Dr Padma Murthi
Maternal vitamin D deficiency during pregnancy has been linked to impaired neurocognitive development in childhood. The mechanism by which vitamin D affects childhood neurocognition is unclear but may be via interactions with serotonin, a neurotransmitter involved in fetal brain development. In this study we aimed to explore associations between maternal and fetal vitamin D concentrations, and fetal serotonin concentrations at term.
The Ritchie Centre
Placental Endocrinology Group - Department of Medicine
Journal and article title
These observations provide the first evidence of an inverse relationship between maternal 25(OH)D and fetal serotonin concentrations. We propose that maternal vitamin D deficiency increases fetal serotonin concentrations and thereby contributes to longer-term neurocognitive impairment in infants and children.
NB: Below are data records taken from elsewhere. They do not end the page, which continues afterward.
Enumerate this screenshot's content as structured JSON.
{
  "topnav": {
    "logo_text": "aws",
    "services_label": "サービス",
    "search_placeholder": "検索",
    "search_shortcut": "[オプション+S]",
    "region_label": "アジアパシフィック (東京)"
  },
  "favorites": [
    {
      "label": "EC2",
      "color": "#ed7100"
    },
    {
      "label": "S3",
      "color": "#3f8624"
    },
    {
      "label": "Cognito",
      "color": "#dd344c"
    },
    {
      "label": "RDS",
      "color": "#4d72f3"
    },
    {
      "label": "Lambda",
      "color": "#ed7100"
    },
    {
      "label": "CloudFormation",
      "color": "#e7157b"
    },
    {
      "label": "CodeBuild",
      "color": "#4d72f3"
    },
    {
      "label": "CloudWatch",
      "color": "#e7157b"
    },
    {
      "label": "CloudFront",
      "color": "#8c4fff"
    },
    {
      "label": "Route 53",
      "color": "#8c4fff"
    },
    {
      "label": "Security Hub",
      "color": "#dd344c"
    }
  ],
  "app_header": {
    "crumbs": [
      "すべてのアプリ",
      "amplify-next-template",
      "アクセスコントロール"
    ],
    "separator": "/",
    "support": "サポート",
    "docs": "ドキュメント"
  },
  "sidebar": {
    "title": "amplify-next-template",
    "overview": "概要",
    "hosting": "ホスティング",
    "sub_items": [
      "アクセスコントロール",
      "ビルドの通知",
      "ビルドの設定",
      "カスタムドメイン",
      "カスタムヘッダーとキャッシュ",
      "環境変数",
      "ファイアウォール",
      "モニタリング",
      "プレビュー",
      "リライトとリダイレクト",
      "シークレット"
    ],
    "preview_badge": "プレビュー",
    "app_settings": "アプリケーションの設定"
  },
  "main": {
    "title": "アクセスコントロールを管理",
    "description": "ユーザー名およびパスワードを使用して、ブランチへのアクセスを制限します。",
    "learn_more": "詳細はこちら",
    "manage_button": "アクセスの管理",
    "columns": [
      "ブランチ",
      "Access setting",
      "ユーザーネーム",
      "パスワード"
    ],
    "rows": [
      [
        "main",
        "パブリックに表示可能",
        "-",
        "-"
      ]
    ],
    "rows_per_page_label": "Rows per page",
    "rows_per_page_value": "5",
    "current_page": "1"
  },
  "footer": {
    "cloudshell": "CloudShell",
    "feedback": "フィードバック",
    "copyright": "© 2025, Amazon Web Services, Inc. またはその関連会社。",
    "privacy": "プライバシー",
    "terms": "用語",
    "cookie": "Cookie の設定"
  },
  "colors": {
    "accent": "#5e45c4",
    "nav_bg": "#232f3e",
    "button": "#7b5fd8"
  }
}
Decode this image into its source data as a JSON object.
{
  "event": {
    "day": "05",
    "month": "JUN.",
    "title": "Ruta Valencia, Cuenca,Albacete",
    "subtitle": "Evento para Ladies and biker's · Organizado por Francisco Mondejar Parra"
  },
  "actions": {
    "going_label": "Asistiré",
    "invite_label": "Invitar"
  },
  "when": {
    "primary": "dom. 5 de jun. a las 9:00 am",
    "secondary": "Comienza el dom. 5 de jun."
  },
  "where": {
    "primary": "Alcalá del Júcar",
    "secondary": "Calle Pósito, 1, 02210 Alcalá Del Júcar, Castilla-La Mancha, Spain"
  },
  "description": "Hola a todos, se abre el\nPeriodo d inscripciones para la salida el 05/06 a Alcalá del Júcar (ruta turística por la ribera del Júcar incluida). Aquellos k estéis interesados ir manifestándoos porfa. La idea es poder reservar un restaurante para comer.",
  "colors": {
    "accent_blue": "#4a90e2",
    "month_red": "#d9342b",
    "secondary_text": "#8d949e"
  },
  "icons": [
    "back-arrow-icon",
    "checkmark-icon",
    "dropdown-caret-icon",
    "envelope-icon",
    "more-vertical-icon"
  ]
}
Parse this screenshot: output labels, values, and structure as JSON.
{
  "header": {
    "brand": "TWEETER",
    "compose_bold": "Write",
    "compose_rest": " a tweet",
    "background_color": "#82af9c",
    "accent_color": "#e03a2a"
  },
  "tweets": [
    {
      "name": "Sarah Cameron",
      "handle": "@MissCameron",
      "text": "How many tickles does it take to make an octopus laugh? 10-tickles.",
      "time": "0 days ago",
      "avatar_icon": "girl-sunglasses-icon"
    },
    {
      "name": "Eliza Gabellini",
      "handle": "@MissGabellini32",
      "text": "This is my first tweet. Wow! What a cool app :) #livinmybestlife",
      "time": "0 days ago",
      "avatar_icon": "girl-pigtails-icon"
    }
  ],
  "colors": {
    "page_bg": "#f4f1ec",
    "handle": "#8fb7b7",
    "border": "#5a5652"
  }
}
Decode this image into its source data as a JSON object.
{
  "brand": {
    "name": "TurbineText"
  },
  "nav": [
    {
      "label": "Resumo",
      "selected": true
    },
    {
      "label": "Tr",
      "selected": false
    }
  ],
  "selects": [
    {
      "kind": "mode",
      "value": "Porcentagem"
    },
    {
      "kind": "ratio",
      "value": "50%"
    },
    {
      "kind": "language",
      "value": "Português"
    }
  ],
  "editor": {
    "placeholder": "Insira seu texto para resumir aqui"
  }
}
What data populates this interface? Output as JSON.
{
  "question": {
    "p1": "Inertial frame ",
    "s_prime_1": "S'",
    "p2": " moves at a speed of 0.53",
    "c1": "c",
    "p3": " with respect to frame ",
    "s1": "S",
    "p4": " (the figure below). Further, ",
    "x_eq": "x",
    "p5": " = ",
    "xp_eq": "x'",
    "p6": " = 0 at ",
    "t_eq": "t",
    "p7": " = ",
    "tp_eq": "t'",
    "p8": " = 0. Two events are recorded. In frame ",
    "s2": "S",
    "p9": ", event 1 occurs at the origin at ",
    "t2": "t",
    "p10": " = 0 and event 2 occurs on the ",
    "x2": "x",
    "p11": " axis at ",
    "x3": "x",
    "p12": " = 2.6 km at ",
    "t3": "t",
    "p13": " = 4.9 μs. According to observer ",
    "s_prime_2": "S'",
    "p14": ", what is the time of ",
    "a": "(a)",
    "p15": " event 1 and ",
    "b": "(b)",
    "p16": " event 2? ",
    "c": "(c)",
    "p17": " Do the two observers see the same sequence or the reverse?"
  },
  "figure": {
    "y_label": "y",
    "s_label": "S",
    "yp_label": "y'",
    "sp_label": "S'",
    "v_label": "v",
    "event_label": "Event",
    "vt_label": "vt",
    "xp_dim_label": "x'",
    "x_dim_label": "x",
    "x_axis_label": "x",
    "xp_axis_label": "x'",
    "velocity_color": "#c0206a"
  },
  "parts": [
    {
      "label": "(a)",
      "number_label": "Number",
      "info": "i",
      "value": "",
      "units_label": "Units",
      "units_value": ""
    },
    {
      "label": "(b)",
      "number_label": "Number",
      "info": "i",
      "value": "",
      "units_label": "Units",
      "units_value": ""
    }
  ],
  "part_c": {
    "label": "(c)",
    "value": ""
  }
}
Optimum maternal vitamin D supplementation during pregnancy may reduce neurocognitive deficits in infants and children.